    Now comes the news that John Brunetti has tainted the memory and history of the Queen by turning his previously legal quarter horse meeting into a farce, like Gretna, and Hamilton Downs, and Oxford before him. Reports from down south have Hialeah running two programs of eight races a day, using a makeshift starting gate, someone yelling "go" to start the races, and fields of two being acceptable. The "crowd" for the opener on May 31 is said to have been less than a dozen.

    Equibase no longer carries the entries and results, and TVG no longer carries the races.

    Track exec John Brunetti Jr. was quoted as saying the change was made to reduce the track's racing costs. The same racing that allows Hialeah to have a casino and a poker room. 

    For the record, that casino's slot machines netted $$68.3 million in the fiscal year 2015-2016, less the $23.9 million to the state, or a profit of $44.4 million. Through April of this cycle, the casino net is $60.7 million, with $21.2 million going to the state, a profit of $39.5 million. When the figures for May and June are added, it looks as though Hialeah's take will exceed that of last year.

    As for the poker room, the first 10 months of this fiscal year have produced a revenue of $5.4 million.

    Ergo, JJB Jr.'s explanation about having to reduce costs is a joke.

    The blame for this fiasco can be laid right at the doorstep of the Division of Pari-Mutuel Wagering.
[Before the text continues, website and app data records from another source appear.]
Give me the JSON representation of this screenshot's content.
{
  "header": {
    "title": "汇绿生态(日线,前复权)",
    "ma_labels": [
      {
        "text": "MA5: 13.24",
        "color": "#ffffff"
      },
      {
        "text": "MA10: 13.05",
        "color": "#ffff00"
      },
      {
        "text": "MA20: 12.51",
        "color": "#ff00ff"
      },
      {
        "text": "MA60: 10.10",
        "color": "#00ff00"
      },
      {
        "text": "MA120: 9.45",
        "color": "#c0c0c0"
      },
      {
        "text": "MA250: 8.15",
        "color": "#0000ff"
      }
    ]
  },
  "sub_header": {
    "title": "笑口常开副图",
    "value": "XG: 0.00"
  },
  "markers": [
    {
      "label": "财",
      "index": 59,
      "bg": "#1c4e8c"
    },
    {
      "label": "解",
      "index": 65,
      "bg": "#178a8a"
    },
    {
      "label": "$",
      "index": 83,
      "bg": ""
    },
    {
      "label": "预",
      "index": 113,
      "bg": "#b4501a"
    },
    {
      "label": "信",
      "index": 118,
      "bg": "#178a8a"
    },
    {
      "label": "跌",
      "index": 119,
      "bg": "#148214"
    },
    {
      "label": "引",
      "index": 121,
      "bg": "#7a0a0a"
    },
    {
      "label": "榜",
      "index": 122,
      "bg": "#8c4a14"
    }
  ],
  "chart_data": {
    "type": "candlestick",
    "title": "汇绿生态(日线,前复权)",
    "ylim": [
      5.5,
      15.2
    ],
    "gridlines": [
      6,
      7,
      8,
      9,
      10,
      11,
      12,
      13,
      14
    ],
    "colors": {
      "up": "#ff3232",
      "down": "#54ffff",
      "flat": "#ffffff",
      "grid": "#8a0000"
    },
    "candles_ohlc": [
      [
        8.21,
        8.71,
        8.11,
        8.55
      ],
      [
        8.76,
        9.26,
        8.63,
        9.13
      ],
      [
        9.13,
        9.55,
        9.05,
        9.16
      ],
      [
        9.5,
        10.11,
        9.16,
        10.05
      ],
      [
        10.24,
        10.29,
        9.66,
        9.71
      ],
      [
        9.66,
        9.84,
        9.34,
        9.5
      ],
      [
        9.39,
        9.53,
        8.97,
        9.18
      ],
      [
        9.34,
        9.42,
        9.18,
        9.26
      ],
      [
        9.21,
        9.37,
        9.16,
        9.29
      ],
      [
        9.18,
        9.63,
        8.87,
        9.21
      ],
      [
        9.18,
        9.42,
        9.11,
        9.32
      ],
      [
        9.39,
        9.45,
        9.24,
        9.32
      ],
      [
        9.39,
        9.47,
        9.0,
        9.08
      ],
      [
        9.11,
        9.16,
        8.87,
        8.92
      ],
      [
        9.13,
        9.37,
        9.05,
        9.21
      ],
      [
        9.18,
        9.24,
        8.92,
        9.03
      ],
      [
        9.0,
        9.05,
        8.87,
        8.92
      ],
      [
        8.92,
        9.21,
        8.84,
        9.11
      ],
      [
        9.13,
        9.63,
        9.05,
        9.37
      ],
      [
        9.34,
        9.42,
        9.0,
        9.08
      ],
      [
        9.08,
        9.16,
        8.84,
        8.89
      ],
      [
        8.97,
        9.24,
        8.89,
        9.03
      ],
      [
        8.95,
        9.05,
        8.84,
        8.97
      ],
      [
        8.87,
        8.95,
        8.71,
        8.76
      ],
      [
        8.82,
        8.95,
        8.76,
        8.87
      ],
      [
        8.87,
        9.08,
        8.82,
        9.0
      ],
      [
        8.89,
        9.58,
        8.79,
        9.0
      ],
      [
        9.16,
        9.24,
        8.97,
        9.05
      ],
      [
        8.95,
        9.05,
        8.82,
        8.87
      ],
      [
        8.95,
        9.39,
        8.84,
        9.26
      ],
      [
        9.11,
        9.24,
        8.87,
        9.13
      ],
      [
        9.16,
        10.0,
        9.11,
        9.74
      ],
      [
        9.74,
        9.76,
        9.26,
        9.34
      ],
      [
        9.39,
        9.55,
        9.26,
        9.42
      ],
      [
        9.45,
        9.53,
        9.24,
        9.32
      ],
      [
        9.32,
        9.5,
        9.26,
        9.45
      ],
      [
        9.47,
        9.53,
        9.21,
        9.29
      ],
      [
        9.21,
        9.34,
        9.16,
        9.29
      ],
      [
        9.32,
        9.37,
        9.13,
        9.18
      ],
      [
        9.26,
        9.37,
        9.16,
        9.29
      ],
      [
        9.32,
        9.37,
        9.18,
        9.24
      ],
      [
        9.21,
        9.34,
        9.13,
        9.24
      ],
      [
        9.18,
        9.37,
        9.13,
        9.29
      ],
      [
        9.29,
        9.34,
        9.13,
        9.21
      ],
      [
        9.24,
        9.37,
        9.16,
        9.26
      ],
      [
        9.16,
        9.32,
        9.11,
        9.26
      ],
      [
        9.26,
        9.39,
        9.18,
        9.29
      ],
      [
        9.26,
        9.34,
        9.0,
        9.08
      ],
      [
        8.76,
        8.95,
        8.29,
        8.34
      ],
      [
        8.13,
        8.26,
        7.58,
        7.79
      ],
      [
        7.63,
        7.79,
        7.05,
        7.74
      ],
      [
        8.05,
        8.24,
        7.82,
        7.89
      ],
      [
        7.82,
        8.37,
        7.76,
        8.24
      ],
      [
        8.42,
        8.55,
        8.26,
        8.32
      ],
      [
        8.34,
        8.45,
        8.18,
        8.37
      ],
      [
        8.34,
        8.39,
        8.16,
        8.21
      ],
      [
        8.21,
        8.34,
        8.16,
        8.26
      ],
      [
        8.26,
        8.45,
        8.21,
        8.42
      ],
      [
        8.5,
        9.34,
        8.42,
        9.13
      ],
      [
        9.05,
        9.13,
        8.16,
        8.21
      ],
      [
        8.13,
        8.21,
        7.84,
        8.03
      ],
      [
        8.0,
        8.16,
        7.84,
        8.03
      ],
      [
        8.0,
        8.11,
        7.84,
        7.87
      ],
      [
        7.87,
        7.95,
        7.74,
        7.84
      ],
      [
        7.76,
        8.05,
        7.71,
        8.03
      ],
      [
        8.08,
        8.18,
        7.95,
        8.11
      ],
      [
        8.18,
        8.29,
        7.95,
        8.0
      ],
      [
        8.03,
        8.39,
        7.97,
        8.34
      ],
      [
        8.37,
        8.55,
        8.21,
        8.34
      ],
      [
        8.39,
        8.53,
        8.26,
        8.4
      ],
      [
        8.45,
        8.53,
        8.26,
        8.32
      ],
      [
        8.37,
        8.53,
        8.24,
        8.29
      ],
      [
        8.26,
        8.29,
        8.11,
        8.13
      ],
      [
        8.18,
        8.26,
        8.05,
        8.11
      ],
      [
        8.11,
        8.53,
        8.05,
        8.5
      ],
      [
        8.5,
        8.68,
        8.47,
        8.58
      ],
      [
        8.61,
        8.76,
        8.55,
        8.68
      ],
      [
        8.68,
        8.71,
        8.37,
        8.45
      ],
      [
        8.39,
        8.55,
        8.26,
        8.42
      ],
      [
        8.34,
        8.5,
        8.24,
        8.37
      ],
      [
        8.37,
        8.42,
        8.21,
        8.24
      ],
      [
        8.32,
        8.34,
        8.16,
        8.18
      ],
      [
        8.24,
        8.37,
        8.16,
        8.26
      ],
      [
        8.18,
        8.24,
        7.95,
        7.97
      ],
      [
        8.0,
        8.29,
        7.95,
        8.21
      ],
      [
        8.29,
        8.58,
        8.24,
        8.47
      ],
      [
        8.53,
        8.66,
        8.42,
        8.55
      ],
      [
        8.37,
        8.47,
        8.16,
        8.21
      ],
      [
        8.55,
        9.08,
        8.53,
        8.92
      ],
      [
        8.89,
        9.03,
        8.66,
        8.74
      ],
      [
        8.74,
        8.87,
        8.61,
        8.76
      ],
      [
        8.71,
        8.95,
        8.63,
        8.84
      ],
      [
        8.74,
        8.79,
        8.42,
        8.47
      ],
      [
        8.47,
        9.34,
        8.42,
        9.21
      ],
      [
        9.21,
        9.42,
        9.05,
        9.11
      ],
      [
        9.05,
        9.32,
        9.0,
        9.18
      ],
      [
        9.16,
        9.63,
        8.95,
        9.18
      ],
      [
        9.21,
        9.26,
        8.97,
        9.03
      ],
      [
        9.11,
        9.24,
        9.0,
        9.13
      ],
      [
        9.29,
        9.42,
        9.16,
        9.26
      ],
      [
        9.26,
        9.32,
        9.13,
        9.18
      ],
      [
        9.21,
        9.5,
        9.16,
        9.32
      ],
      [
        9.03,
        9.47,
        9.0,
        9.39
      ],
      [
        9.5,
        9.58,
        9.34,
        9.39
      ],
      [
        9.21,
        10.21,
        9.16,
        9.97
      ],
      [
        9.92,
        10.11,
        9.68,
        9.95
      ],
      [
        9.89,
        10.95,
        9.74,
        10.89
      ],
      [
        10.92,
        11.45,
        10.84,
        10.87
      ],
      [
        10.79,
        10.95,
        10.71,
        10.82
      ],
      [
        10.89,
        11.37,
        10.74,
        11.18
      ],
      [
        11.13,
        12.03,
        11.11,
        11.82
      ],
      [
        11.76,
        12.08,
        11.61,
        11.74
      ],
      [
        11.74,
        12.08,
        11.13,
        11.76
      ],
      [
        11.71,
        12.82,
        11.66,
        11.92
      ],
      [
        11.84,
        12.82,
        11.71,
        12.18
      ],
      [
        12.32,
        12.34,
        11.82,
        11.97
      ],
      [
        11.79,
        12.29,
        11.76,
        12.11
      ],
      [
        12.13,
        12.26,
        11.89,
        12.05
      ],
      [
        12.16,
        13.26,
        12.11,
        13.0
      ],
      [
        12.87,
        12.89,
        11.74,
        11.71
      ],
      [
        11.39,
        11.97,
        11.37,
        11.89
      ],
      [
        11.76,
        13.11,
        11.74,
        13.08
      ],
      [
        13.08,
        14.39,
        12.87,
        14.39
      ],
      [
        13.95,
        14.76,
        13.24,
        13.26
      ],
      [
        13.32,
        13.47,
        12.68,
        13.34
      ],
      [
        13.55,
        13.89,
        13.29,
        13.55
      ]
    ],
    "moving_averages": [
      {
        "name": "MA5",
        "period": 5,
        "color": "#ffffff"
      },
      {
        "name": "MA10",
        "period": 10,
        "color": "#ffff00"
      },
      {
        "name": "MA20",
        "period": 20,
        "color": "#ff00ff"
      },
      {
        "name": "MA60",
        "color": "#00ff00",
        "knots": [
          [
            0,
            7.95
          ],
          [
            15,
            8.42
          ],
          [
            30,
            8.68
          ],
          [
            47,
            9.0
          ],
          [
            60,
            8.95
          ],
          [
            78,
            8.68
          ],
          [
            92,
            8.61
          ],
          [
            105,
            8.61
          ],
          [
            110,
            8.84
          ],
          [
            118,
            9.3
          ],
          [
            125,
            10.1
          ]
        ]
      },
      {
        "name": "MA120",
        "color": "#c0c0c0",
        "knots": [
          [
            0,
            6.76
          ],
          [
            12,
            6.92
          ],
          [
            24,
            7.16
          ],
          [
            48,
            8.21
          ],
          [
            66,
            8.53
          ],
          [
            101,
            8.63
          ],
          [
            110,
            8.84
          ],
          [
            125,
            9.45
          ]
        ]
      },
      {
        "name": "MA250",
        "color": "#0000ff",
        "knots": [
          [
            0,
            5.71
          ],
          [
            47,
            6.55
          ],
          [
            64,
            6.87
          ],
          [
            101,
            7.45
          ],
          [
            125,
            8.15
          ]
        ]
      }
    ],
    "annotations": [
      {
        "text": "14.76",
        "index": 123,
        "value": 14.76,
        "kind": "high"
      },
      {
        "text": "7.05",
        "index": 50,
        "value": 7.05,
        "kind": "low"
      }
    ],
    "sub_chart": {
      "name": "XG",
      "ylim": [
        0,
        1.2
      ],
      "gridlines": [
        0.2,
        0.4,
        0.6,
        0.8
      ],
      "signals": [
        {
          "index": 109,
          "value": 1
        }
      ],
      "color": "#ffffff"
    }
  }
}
There is no direction and no leadership as far as pari-mutuels are concerned and the only way the twisted state of affairs is going to be resolved is when the governor appoints a State Racing Commission, comprised of individuals who know and understand thoroughbreds, quarter horses, jai alai, dogs and standardbreds.

    And, 47 years after I first walked into the Hialeah press box, I wonder, "How did it all come down to this?" 

      

        

     

     

      

Friday, June 02, 2017
Leads fellow riders by a mile . . .

    The biggest surprise emanating from Gulfstream Park yesterday was not that nobody hit the Rainbow Pick 6 jackpot again, but that Tyler Gaffalione's mount in the second race - Rey Astray - paid $15.40.

    Getting a price on the talented young son of former rider Steve Gaffalione and grandson of former rider Bob Gaffglione has become quite difficult, especially since the northern jockeys have headed north for their summer engagements. Tyler rode four more winners yesterday and now has 72 for the current meeting, 20 ahead of his nearest competitor, Edgard Zayas. It's another 18 back to third-place Emisail Jaramillo, who has 34. 

    To show the respect the bettors have for Tyler, seven of the nine horses he rode went off favored, so he doesn't win them all. Aside from his four victories, he had three seconds, a third and a fourth. His owners do get everything out of a horse when Tyler is aboard. He has ridden in 240 races, so he's winning at a gaudy 30 percent. He also has 39 seconds and 43 thirds, an in-the-money percentage of 64. He leads the jockey colony at Gulfstream in every category, by a mile. 

    By the way, the Rainbow jackpot is up to $556,055, so another millionaire could be crowned shortly.  

    GRATIFYING SCORE - I always find it intriguing to follow the early careers of horses that bring big prices at the sales, although there are so many these days it's difficult to do so. One showed up at Finger Lakes earlier this week, a 3-year-old filly named Gratifying bred in Kentucky by Atlanta real estate entrepreneur Peter Blum, who has been doing it for about five decades. 

    Gratifying, a daughter of Bodemeister, was an RNA at the Keeneland September yearling sale in 2015. She showed up again at the OBS March 2-year-old sale in 2016 in the consignment of Ocala horseman Paul Sharp and she went for $200,000 to Gold Square LLC. Sent to the track, the filly finished fourth and sixth in two tries at Parx, fifth in a race at Aqueduct and ninth at Belmont Park. She earned all of $5,360 in the four attempts.

    Next stop - Finger Lakes. Running in a maiden special upstate, Gratifying took to the sloppy track under Joshua Navarro, galloped behind the pack down the backstretch, went four wide on the turn and jogged home by 6 1/2 lengths. She paid $2.50 and collected a check for $11,400. She's now earned $16,760 for Gold Star, a long way from her purchase price, but it will be interesting to see if this was the wake-up call she needed.